TASK PROMPT: Hand back the entries exactly as written, minus every picture.

#### MATERIAL FOR THIS EXERCISE

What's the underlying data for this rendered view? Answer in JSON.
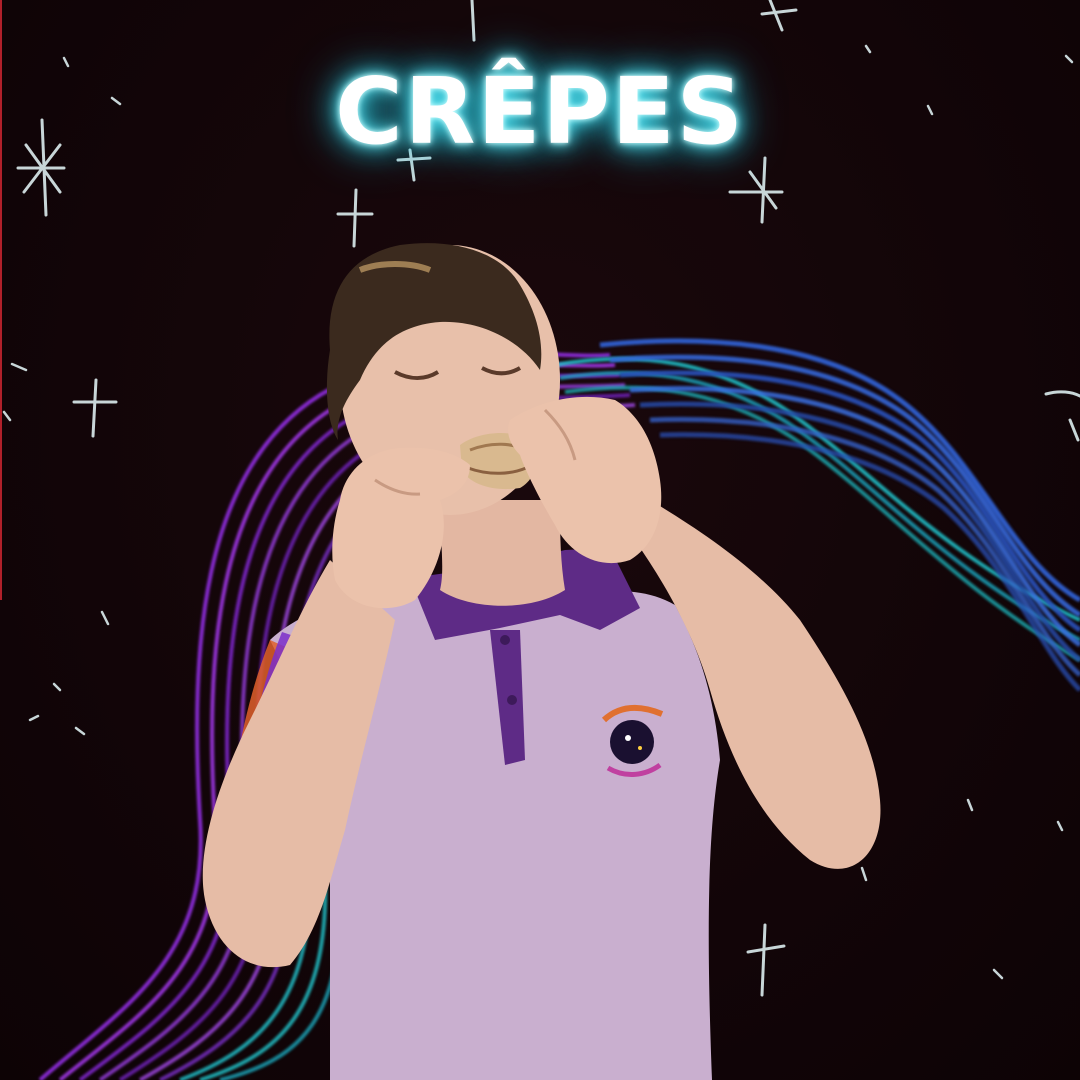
{
  "poster": {
    "title": "CRÊPES"
  },
  "icons": {
    "sparkle": "sparkle-icon",
    "shirt_emblem": "planet-emblem-icon"
  },
  "colors": {
    "background": "#120508",
    "title_glow": "#2fd9ee",
    "wave_purple": "#8a2bd6",
    "wave_blue": "#2f5fd0",
    "wave_teal": "#1fc6cf",
    "shirt": "#c9afcf",
    "collar": "#5e2b86",
    "doodle": "#c8d6d8"
  }
}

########

FINAL ANSWER:
What's the underlying data for this rendered view? Answer in JSON.
{
  "poster": {
    "title": "CRÊPES"
  },
  "icons": {
    "sparkle": "sparkle-icon",
    "shirt_emblem": "planet-emblem-icon"
  },
  "colors": {
    "background": "#120508",
    "title_glow": "#2fd9ee",
    "wave_purple": "#8a2bd6",
    "wave_blue": "#2f5fd0",
    "wave_teal": "#1fc6cf",
    "shirt": "#c9afcf",
    "collar": "#5e2b86",
    "doodle": "#c8d6d8"
  }
}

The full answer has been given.